- **DIRECTIONS FOR THIS TASK**
Records follow. Copy every line with "untitled".
MATERIAL FOR THIS EXERCISE Start Marker
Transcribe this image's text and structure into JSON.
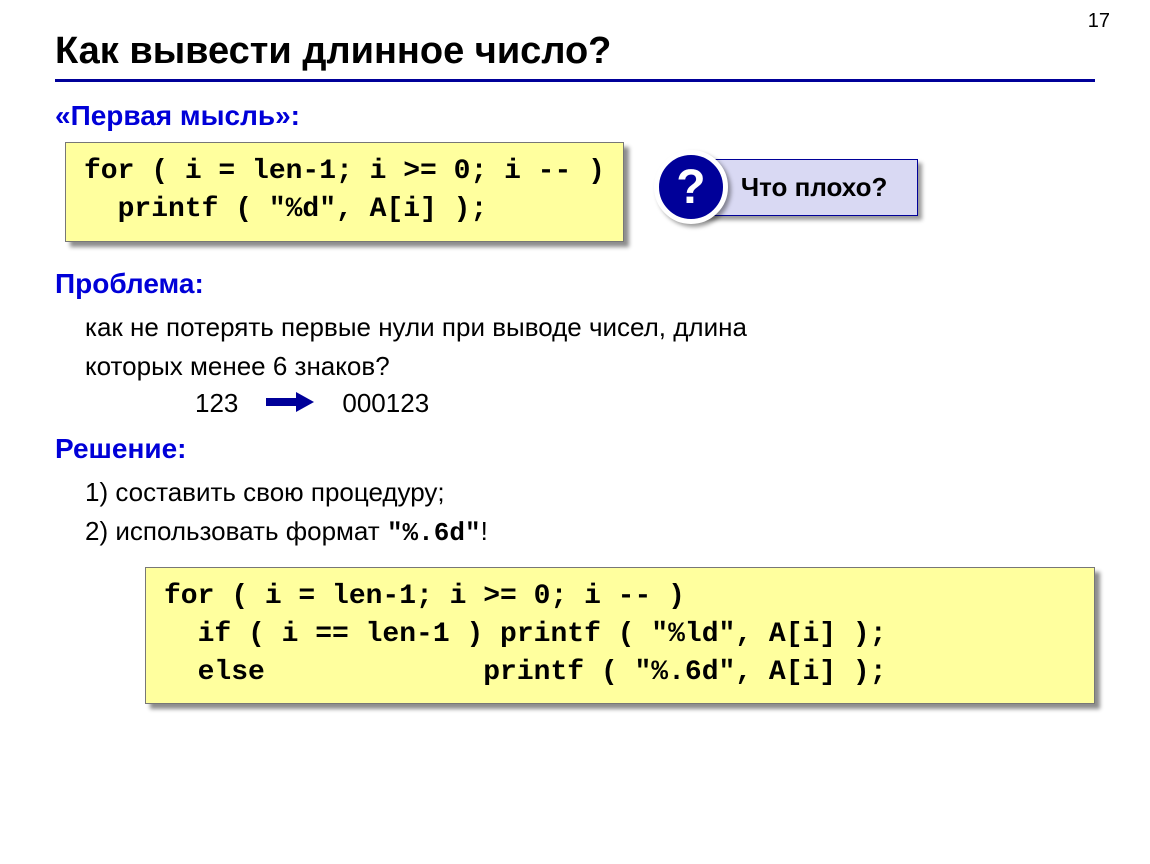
{
  "page_number": "17",
  "title": "Как вывести длинное число?",
  "first_thought_label": "«Первая мысль»:",
  "code1_line1": "for ( i = len-1; i >= 0; i -- )",
  "code1_line2": "  printf ( \"%d\", A[i] );",
  "question_mark": "?",
  "question_text": "Что плохо?",
  "problem_label": "Проблема:",
  "problem_text_line1": "как не потерять первые нули при выводе чисел, длина",
  "problem_text_line2": "которых менее 6 знаков?",
  "example_before": "123",
  "example_after": "000123",
  "solution_label": "Решение:",
  "solution_item1": "1) составить свою процедуру;",
  "solution_item2_prefix": "2) использовать формат ",
  "solution_item2_code": "\"%.6d\"",
  "solution_item2_suffix": "!",
  "code2_line1": "for ( i = len-1; i >= 0; i -- )",
  "code2_line2": "  if ( i == len-1 ) printf ( \"%ld\", A[i] );",
  "code2_line3": "  else             printf ( \"%.6d\", A[i] );"
}
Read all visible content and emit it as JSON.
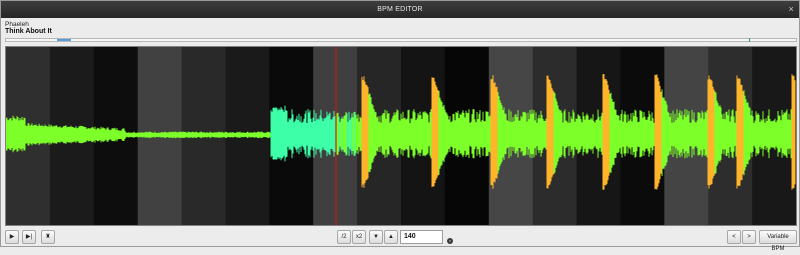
{
  "window": {
    "title": "BPM EDITOR",
    "close_glyph": "×"
  },
  "track": {
    "artist": "Phaeleh",
    "title": "Think About It"
  },
  "overview": {
    "selection_color": "#5a9be0",
    "marker_color": "#2aa860"
  },
  "waveform": {
    "colors": {
      "low": "#7dff2a",
      "mid": "#3dffa8",
      "transient": "#ffb52a",
      "cursor": "#d01818"
    },
    "beat_band_colors": [
      "#2f2f2f",
      "#1b1b1b",
      "#0d0d0d",
      "#414141",
      "#292929",
      "#1a1a1a",
      "#0a0a0a",
      "#3f3f3f",
      "#262626",
      "#141414",
      "#060606",
      "#464646",
      "#2c2c2c",
      "#161616",
      "#0b0b0b",
      "#444444",
      "#2d2d2d",
      "#181818"
    ]
  },
  "toolbar": {
    "play_icon": "▶",
    "skip_end_icon": "▶|",
    "metronome_icon": "♜",
    "half_label": "/2",
    "double_label": "x2",
    "down_icon": "▼",
    "up_icon": "▲",
    "bpm_value": "140",
    "reset_icon": "×",
    "prev_label": "<",
    "next_label": ">",
    "variable_bpm_label": "Variable BPM"
  }
}
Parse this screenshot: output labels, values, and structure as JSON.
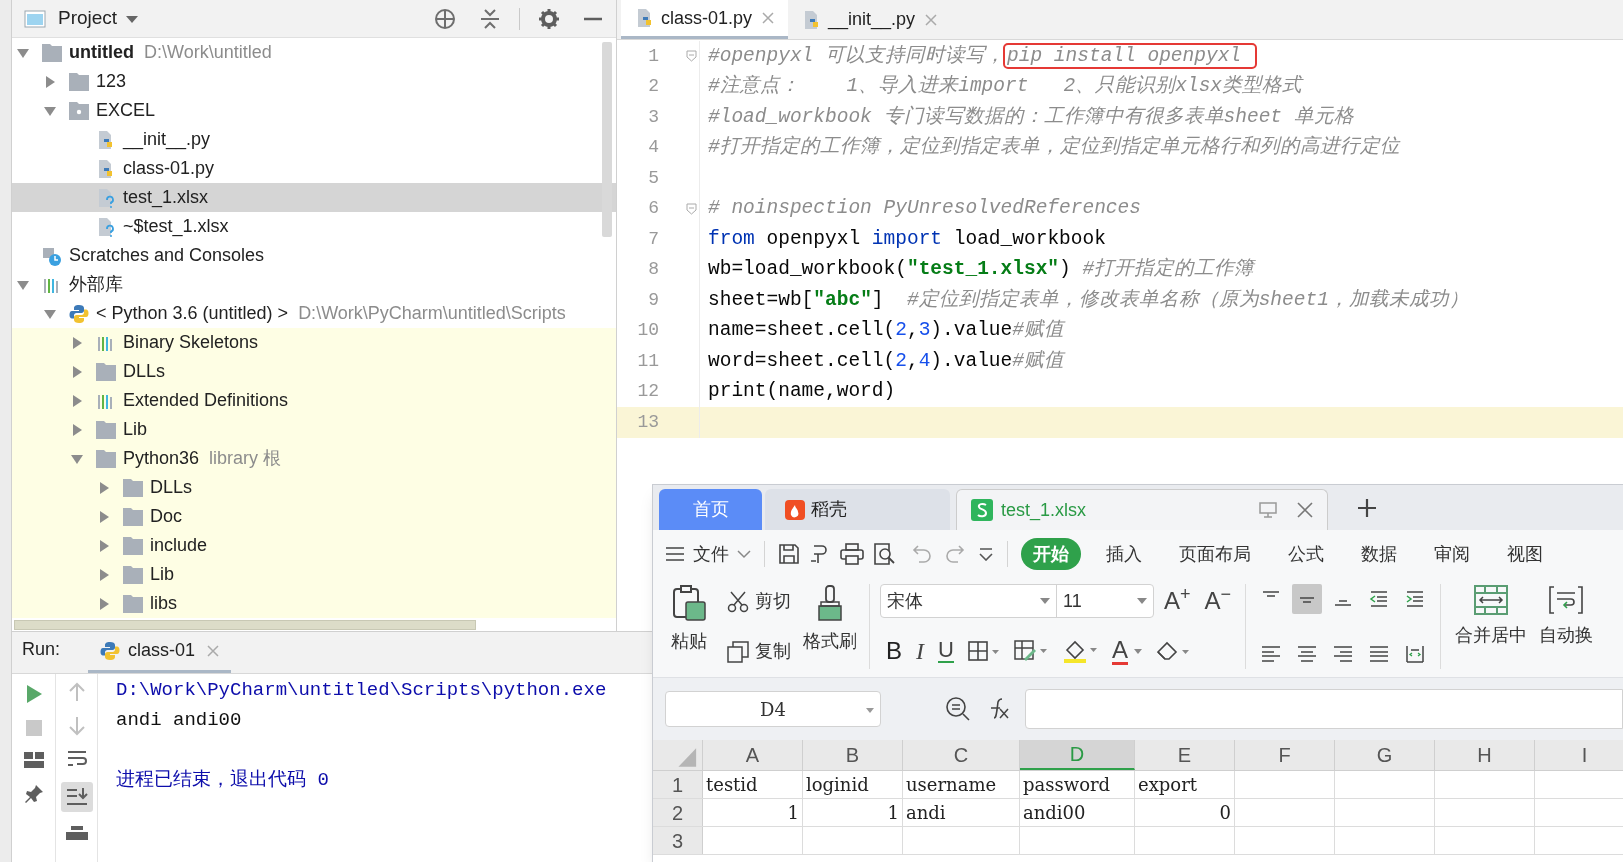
{
  "project": {
    "title": "Project",
    "tree": [
      {
        "label": "untitled",
        "hint": "D:\\Work\\untitled",
        "kind": "folder",
        "bold": true,
        "expanded": true,
        "selected": false,
        "children": [
          {
            "label": "123",
            "kind": "folder",
            "expanded": false,
            "selected": false
          },
          {
            "label": "EXCEL",
            "kind": "package",
            "expanded": true,
            "selected": false,
            "children": [
              {
                "label": "__init__.py",
                "kind": "python_file",
                "selected": false
              },
              {
                "label": "class-01.py",
                "kind": "python_file",
                "selected": false
              },
              {
                "label": "test_1.xlsx",
                "kind": "unknown_file",
                "selected": true
              },
              {
                "label": "~$test_1.xlsx",
                "kind": "unknown_file",
                "selected": false
              }
            ]
          }
        ]
      },
      {
        "label": "Scratches and Consoles",
        "kind": "scratches",
        "selected": false
      },
      {
        "label": "外部库",
        "kind": "library",
        "expanded": true,
        "selected": false,
        "children": [
          {
            "label": "< Python 3.6 (untitled) >",
            "hint": "D:\\Work\\PyCharm\\untitled\\Scripts",
            "kind": "python",
            "expanded": true,
            "selected": false,
            "children": [
              {
                "label": "Binary Skeletons",
                "kind": "library",
                "expanded": false,
                "selected": false
              },
              {
                "label": "DLLs",
                "kind": "folder",
                "expanded": false,
                "selected": false
              },
              {
                "label": "Extended Definitions",
                "kind": "library",
                "expanded": false,
                "selected": false
              },
              {
                "label": "Lib",
                "kind": "folder",
                "expanded": false,
                "selected": false
              },
              {
                "label": "Python36",
                "hint": "library 根",
                "kind": "folder",
                "expanded": true,
                "selected": false,
                "children": [
                  {
                    "label": "DLLs",
                    "kind": "folder",
                    "expanded": false,
                    "selected": false
                  },
                  {
                    "label": "Doc",
                    "kind": "folder",
                    "expanded": false,
                    "selected": false
                  },
                  {
                    "label": "include",
                    "kind": "folder",
                    "expanded": false,
                    "selected": false
                  },
                  {
                    "label": "Lib",
                    "kind": "folder",
                    "expanded": false,
                    "selected": false
                  },
                  {
                    "label": "libs",
                    "kind": "folder",
                    "expanded": false,
                    "selected": false
                  }
                ]
              }
            ]
          }
        ]
      }
    ]
  },
  "editor": {
    "tabs": [
      {
        "label": "class-01.py",
        "selected": true
      },
      {
        "label": "__init__.py",
        "selected": false
      }
    ],
    "lines": [
      {
        "number": "1",
        "fold": true,
        "current": false,
        "tokens": [
          {
            "text": "#openpyxl 可以支持同时读写，",
            "kind": "comment"
          },
          {
            "text": "pip install openpyxl ",
            "kind": "boxed"
          }
        ]
      },
      {
        "number": "2",
        "fold": false,
        "current": false,
        "tokens": [
          {
            "text": "#注意点：    1、导入进来import   2、只能识别xlsx类型格式",
            "kind": "comment"
          }
        ]
      },
      {
        "number": "3",
        "fold": false,
        "current": false,
        "tokens": [
          {
            "text": "#load_workbook 专门读写数据的：工作簿中有很多表单sheet 单元格",
            "kind": "comment"
          }
        ]
      },
      {
        "number": "4",
        "fold": false,
        "current": false,
        "tokens": [
          {
            "text": "#打开指定的工作簿，定位到指定表单，定位到指定单元格行和列的高进行定位",
            "kind": "comment"
          }
        ]
      },
      {
        "number": "5",
        "fold": false,
        "current": false
      },
      {
        "number": "6",
        "fold": true,
        "current": false,
        "tokens": [
          {
            "text": "# noinspection PyUnresolvedReferences",
            "kind": "comment"
          }
        ]
      },
      {
        "number": "7",
        "fold": false,
        "current": false,
        "tokens": [
          {
            "text": "from",
            "kind": "keyword"
          },
          {
            "text": " openpyxl ",
            "kind": "plain"
          },
          {
            "text": "import",
            "kind": "keyword"
          },
          {
            "text": " load_workbook",
            "kind": "plain"
          }
        ]
      },
      {
        "number": "8",
        "fold": false,
        "current": false,
        "tokens": [
          {
            "text": "wb=load_workbook(",
            "kind": "plain"
          },
          {
            "text": "\"test_1.xlsx\"",
            "kind": "string"
          },
          {
            "text": ") ",
            "kind": "plain"
          },
          {
            "text": "#打开指定的工作簿",
            "kind": "comment"
          }
        ]
      },
      {
        "number": "9",
        "fold": false,
        "current": false,
        "tokens": [
          {
            "text": "sheet=wb[",
            "kind": "plain"
          },
          {
            "text": "\"abc\"",
            "kind": "string"
          },
          {
            "text": "]  ",
            "kind": "plain"
          },
          {
            "text": "#定位到指定表单，修改表单名称（原为sheet1，加载未成功）",
            "kind": "comment"
          }
        ]
      },
      {
        "number": "10",
        "fold": false,
        "current": false,
        "tokens": [
          {
            "text": "name=sheet.cell(",
            "kind": "plain"
          },
          {
            "text": "2",
            "kind": "number"
          },
          {
            "text": ",",
            "kind": "plain"
          },
          {
            "text": "3",
            "kind": "number"
          },
          {
            "text": ").value",
            "kind": "plain"
          },
          {
            "text": "#赋值",
            "kind": "comment"
          }
        ]
      },
      {
        "number": "11",
        "fold": false,
        "current": false,
        "tokens": [
          {
            "text": "word=sheet.cell(",
            "kind": "plain"
          },
          {
            "text": "2",
            "kind": "number"
          },
          {
            "text": ",",
            "kind": "plain"
          },
          {
            "text": "4",
            "kind": "number"
          },
          {
            "text": ").value",
            "kind": "plain"
          },
          {
            "text": "#赋值",
            "kind": "comment"
          }
        ]
      },
      {
        "number": "12",
        "fold": false,
        "current": false,
        "tokens": [
          {
            "text": "print(name,word)",
            "kind": "plain"
          }
        ]
      },
      {
        "number": "13",
        "fold": false,
        "current": true
      }
    ]
  },
  "run": {
    "title": "Run:",
    "tab": "class-01",
    "output": [
      {
        "text": "D:\\Work\\PyCharm\\untitled\\Scripts\\python.exe",
        "kind": "command"
      },
      {
        "text": "andi andi00",
        "kind": "output"
      },
      {
        "text": "进程已结束，退出代码 0",
        "kind": "exit"
      }
    ]
  },
  "wps": {
    "tabs": [
      {
        "label": "首页",
        "kind": "home",
        "selected": false
      },
      {
        "label": "稻壳",
        "kind": "docer",
        "selected": false
      },
      {
        "label": "test_1.xlsx",
        "kind": "file",
        "selected": true
      }
    ],
    "file_menu": "文件",
    "menu_tabs": [
      {
        "label": "开始",
        "selected": true
      },
      {
        "label": "插入",
        "selected": false
      },
      {
        "label": "页面布局",
        "selected": false
      },
      {
        "label": "公式",
        "selected": false
      },
      {
        "label": "数据",
        "selected": false
      },
      {
        "label": "审阅",
        "selected": false
      },
      {
        "label": "视图",
        "selected": false
      }
    ],
    "ribbon": {
      "paste": "粘贴",
      "cut": "剪切",
      "copy": "复制",
      "format_painter": "格式刷",
      "font_name": "宋体",
      "font_size": "11",
      "grow_font": "A$^{+}$",
      "shrink_font": "A$^{−}$",
      "bold": "B",
      "italic": "I",
      "underline": "U",
      "font_color": "A",
      "align_buttons": [
        {
          "kind": "top",
          "selected": false
        },
        {
          "kind": "middle",
          "selected": true
        },
        {
          "kind": "bottom",
          "selected": false
        },
        {
          "kind": "outdent",
          "selected": false
        },
        {
          "kind": "indent",
          "selected": false
        },
        {
          "kind": "left",
          "selected": false
        },
        {
          "kind": "center",
          "selected": false
        },
        {
          "kind": "right",
          "selected": false
        },
        {
          "kind": "justify",
          "selected": false
        },
        {
          "kind": "distributed",
          "selected": false
        }
      ],
      "merge": "合并居中",
      "wrap": "自动换"
    },
    "name_box": "D4",
    "columns": [
      {
        "label": "A",
        "selected": false
      },
      {
        "label": "B",
        "selected": false
      },
      {
        "label": "C",
        "selected": false
      },
      {
        "label": "D",
        "selected": true
      },
      {
        "label": "E",
        "selected": false
      },
      {
        "label": "F",
        "selected": false
      },
      {
        "label": "G",
        "selected": false
      },
      {
        "label": "H",
        "selected": false
      },
      {
        "label": "I",
        "selected": false
      }
    ],
    "rows": [
      {
        "number": "1",
        "cells": [
          {
            "text": "testid",
            "kind": "text"
          },
          {
            "text": "loginid",
            "kind": "text"
          },
          {
            "text": "username",
            "kind": "text"
          },
          {
            "text": "password",
            "kind": "text"
          },
          {
            "text": "export",
            "kind": "text"
          }
        ]
      },
      {
        "number": "2",
        "cells": [
          {
            "text": "1",
            "kind": "number"
          },
          {
            "text": "1",
            "kind": "number"
          },
          {
            "text": "andi",
            "kind": "text"
          },
          {
            "text": "andi00",
            "kind": "text"
          },
          {
            "text": "0",
            "kind": "number"
          }
        ]
      },
      {
        "number": "3"
      }
    ]
  }
}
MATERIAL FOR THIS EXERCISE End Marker
- **RESPONSE TO THE EXERCISE**
        "label": "untitled",
        "hint": "D:\\Work\\untitled",
            "label": "< Python 3.6 (untitled) >",
            "hint": "D:\\Work\\PyCharm\\untitled\\Scripts",
        "text": "D:\\Work\\PyCharm\\untitled\\Scripts\\python.exe",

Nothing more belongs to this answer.